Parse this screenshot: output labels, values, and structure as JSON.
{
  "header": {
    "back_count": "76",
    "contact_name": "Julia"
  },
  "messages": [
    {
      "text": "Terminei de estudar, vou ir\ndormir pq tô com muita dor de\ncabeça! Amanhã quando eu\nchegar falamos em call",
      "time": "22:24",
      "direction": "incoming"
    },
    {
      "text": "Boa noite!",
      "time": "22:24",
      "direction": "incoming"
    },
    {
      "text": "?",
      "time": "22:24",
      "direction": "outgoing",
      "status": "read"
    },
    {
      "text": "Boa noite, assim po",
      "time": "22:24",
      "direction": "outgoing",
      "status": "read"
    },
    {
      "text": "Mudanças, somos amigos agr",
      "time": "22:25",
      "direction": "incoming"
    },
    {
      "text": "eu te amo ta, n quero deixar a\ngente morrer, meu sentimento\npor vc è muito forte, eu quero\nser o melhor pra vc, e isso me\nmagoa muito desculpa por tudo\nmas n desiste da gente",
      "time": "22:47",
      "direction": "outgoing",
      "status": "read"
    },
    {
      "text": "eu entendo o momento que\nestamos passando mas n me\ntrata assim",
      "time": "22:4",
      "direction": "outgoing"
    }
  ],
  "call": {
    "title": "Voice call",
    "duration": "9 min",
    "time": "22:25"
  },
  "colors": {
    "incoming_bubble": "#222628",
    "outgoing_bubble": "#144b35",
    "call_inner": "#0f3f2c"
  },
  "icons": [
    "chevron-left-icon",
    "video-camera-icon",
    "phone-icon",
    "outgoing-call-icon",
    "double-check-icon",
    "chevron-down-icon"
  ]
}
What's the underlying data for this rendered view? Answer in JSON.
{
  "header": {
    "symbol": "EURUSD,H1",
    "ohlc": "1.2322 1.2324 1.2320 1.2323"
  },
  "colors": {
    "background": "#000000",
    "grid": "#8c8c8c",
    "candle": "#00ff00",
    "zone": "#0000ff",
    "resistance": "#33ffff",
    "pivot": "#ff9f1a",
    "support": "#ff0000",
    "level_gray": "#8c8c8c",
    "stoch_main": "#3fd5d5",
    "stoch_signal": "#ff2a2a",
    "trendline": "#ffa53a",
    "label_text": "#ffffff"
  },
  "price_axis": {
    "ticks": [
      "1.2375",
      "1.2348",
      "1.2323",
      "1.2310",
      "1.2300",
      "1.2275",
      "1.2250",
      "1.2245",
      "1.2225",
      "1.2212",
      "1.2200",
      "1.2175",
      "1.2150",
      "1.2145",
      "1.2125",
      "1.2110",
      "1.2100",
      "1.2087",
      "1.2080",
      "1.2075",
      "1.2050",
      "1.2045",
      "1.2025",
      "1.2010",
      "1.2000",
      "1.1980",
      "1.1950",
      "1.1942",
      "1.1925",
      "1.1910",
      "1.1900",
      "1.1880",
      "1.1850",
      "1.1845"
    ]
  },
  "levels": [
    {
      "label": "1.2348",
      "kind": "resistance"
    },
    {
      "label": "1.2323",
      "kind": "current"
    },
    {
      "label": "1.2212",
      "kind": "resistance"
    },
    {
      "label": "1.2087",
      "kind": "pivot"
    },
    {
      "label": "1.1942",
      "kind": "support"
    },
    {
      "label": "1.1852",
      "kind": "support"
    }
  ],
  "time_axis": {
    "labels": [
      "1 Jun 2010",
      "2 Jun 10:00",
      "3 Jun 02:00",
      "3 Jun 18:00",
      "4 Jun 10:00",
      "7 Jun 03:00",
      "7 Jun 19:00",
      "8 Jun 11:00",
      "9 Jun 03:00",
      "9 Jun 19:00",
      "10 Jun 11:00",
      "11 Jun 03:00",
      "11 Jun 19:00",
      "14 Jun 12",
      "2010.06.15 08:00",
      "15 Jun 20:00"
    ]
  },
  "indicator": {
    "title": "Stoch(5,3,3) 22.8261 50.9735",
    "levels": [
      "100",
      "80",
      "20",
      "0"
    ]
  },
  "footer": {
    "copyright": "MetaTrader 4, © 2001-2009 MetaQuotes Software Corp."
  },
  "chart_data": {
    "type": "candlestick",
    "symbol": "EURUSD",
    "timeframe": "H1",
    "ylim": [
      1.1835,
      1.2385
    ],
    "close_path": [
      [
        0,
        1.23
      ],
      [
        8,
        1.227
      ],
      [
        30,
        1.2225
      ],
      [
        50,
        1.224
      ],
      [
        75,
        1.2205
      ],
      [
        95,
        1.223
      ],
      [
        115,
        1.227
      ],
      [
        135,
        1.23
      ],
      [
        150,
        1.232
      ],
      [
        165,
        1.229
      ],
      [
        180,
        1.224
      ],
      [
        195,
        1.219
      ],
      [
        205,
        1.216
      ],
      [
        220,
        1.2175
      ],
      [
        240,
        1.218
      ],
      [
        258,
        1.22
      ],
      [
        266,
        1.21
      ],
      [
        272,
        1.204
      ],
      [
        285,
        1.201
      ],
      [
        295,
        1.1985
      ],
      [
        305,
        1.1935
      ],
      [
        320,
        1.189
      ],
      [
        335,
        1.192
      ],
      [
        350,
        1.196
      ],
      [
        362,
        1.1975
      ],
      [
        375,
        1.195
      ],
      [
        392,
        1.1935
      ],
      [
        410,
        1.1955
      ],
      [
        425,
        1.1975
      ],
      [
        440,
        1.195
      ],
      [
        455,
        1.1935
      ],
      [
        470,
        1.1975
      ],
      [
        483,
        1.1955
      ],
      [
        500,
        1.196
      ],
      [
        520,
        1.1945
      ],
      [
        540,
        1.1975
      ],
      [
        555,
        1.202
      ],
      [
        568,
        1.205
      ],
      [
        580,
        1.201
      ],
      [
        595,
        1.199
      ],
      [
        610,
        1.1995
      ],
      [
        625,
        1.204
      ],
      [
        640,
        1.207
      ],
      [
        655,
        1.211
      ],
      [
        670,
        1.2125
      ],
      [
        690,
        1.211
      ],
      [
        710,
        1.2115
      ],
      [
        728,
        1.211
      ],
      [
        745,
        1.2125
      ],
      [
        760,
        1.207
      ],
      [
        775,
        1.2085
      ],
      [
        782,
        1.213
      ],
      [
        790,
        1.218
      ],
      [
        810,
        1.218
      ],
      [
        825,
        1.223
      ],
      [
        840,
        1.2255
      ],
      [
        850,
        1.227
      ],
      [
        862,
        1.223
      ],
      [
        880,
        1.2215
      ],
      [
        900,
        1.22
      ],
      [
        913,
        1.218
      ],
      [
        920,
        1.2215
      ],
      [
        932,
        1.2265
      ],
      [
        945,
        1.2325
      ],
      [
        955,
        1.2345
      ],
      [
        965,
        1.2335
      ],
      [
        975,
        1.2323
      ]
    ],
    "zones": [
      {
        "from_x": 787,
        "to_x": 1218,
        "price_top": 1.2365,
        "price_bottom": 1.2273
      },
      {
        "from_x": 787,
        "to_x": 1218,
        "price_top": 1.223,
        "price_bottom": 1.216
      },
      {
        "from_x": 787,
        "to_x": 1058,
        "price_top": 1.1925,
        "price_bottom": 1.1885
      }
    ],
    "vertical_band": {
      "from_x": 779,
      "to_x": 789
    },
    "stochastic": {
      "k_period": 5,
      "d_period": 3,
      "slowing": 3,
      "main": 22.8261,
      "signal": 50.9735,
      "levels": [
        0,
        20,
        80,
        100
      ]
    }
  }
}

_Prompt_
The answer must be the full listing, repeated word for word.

_Answer to the exercise_
Parse this screenshot: output labels, values, and structure as JSON.
{
  "header": {
    "back_count": "76",
    "contact_name": "Julia"
  },
  "messages": [
    {
      "text": "Terminei de estudar, vou ir\ndormir pq tô com muita dor de\ncabeça! Amanhã quando eu\nchegar falamos em call",
      "time": "22:24",
      "direction": "incoming"
    },
    {
      "text": "Boa noite!",
      "time": "22:24",
      "direction": "incoming"
    },
    {
      "text": "?",
      "time": "22:24",
      "direction": "outgoing",
      "status": "read"
    },
    {
      "text": "Boa noite, assim po",
      "time": "22:24",
      "direction": "outgoing",
      "status": "read"
    },
    {
      "text": "Mudanças, somos amigos agr",
      "time": "22:25",
      "direction": "incoming"
    },
    {
      "text": "eu te amo ta, n quero deixar a\ngente morrer, meu sentimento\npor vc è muito forte, eu quero\nser o melhor pra vc, e isso me\nmagoa muito desculpa por tudo\nmas n desiste da gente",
      "time": "22:47",
      "direction": "outgoing",
      "status": "read"
    },
    {
      "text": "eu entendo o momento que\nestamos passando mas n me\ntrata assim",
      "time": "22:4",
      "direction": "outgoing"
    }
  ],
  "call": {
    "title": "Voice call",
    "duration": "9 min",
    "time": "22:25"
  },
  "colors": {
    "incoming_bubble": "#222628",
    "outgoing_bubble": "#144b35",
    "call_inner": "#0f3f2c"
  },
  "icons": [
    "chevron-left-icon",
    "video-camera-icon",
    "phone-icon",
    "outgoing-call-icon",
    "double-check-icon",
    "chevron-down-icon"
  ]
}
What's the underlying data for this rendered view? Answer in JSON.
{
  "header": {
    "symbol": "EURUSD,H1",
    "ohlc": "1.2322 1.2324 1.2320 1.2323"
  },
  "colors": {
    "background": "#000000",
    "grid": "#8c8c8c",
    "candle": "#00ff00",
    "zone": "#0000ff",
    "resistance": "#33ffff",
    "pivot": "#ff9f1a",
    "support": "#ff0000",
    "level_gray": "#8c8c8c",
    "stoch_main": "#3fd5d5",
    "stoch_signal": "#ff2a2a",
    "trendline": "#ffa53a",
    "label_text": "#ffffff"
  },
  "price_axis": {
    "ticks": [
      "1.2375",
      "1.2348",
      "1.2323",
      "1.2310",
      "1.2300",
      "1.2275",
      "1.2250",
      "1.2245",
      "1.2225",
      "1.2212",
      "1.2200",
      "1.2175",
      "1.2150",
      "1.2145",
      "1.2125",
      "1.2110",
      "1.2100",
      "1.2087",
      "1.2080",
      "1.2075",
      "1.2050",
      "1.2045",
      "1.2025",
      "1.2010",
      "1.2000",
      "1.1980",
      "1.1950",
      "1.1942",
      "1.1925",
      "1.1910",
      "1.1900",
      "1.1880",
      "1.1850",
      "1.1845"
    ]
  },
  "levels": [
    {
      "label": "1.2348",
      "kind": "resistance"
    },
    {
      "label": "1.2323",
      "kind": "current"
    },
    {
      "label": "1.2212",
      "kind": "resistance"
    },
    {
      "label": "1.2087",
      "kind": "pivot"
    },
    {
      "label": "1.1942",
      "kind": "support"
    },
    {
      "label": "1.1852",
      "kind": "support"
    }
  ],
  "time_axis": {
    "labels": [
      "1 Jun 2010",
      "2 Jun 10:00",
      "3 Jun 02:00",
      "3 Jun 18:00",
      "4 Jun 10:00",
      "7 Jun 03:00",
      "7 Jun 19:00",
      "8 Jun 11:00",
      "9 Jun 03:00",
      "9 Jun 19:00",
      "10 Jun 11:00",
      "11 Jun 03:00",
      "11 Jun 19:00",
      "14 Jun 12",
      "2010.06.15 08:00",
      "15 Jun 20:00"
    ]
  },
  "indicator": {
    "title": "Stoch(5,3,3) 22.8261 50.9735",
    "levels": [
      "100",
      "80",
      "20",
      "0"
    ]
  },
  "footer": {
    "copyright": "MetaTrader 4, © 2001-2009 MetaQuotes Software Corp."
  },
  "chart_data": {
    "type": "candlestick",
    "symbol": "EURUSD",
    "timeframe": "H1",
    "ylim": [
      1.1835,
      1.2385
    ],
    "close_path": [
      [
        0,
        1.23
      ],
      [
        8,
        1.227
      ],
      [
        30,
        1.2225
      ],
      [
        50,
        1.224
      ],
      [
        75,
        1.2205
      ],
      [
        95,
        1.223
      ],
      [
        115,
        1.227
      ],
      [
        135,
        1.23
      ],
      [
        150,
        1.232
      ],
      [
        165,
        1.229
      ],
      [
        180,
        1.224
      ],
      [
        195,
        1.219
      ],
      [
        205,
        1.216
      ],
      [
        220,
        1.2175
      ],
      [
        240,
        1.218
      ],
      [
        258,
        1.22
      ],
      [
        266,
        1.21
      ],
      [
        272,
        1.204
      ],
      [
        285,
        1.201
      ],
      [
        295,
        1.1985
      ],
      [
        305,
        1.1935
      ],
      [
        320,
        1.189
      ],
      [
        335,
        1.192
      ],
      [
        350,
        1.196
      ],
      [
        362,
        1.1975
      ],
      [
        375,
        1.195
      ],
      [
        392,
        1.1935
      ],
      [
        410,
        1.1955
      ],
      [
        425,
        1.1975
      ],
      [
        440,
        1.195
      ],
      [
        455,
        1.1935
      ],
      [
        470,
        1.1975
      ],
      [
        483,
        1.1955
      ],
      [
        500,
        1.196
      ],
      [
        520,
        1.1945
      ],
      [
        540,
        1.1975
      ],
      [
        555,
        1.202
      ],
      [
        568,
        1.205
      ],
      [
        580,
        1.201
      ],
      [
        595,
        1.199
      ],
      [
        610,
        1.1995
      ],
      [
        625,
        1.204
      ],
      [
        640,
        1.207
      ],
      [
        655,
        1.211
      ],
      [
        670,
        1.2125
      ],
      [
        690,
        1.211
      ],
      [
        710,
        1.2115
      ],
      [
        728,
        1.211
      ],
      [
        745,
        1.2125
      ],
      [
        760,
        1.207
      ],
      [
        775,
        1.2085
      ],
      [
        782,
        1.213
      ],
      [
        790,
        1.218
      ],
      [
        810,
        1.218
      ],
      [
        825,
        1.223
      ],
      [
        840,
        1.2255
      ],
      [
        850,
        1.227
      ],
      [
        862,
        1.223
      ],
      [
        880,
        1.2215
      ],
      [
        900,
        1.22
      ],
      [
        913,
        1.218
      ],
      [
        920,
        1.2215
      ],
      [
        932,
        1.2265
      ],
      [
        945,
        1.2325
      ],
      [
        955,
        1.2345
      ],
      [
        965,
        1.2335
      ],
      [
        975,
        1.2323
      ]
    ],
    "zones": [
      {
        "from_x": 787,
        "to_x": 1218,
        "price_top": 1.2365,
        "price_bottom": 1.2273
      },
      {
        "from_x": 787,
        "to_x": 1218,
        "price_top": 1.223,
        "price_bottom": 1.216
      },
      {
        "from_x": 787,
        "to_x": 1058,
        "price_top": 1.1925,
        "price_bottom": 1.1885
      }
    ],
    "vertical_band": {
      "from_x": 779,
      "to_x": 789
    },
    "stochastic": {
      "k_period": 5,
      "d_period": 3,
      "slowing": 3,
      "main": 22.8261,
      "signal": 50.9735,
      "levels": [
        0,
        20,
        80,
        100
      ]
    }
  }
}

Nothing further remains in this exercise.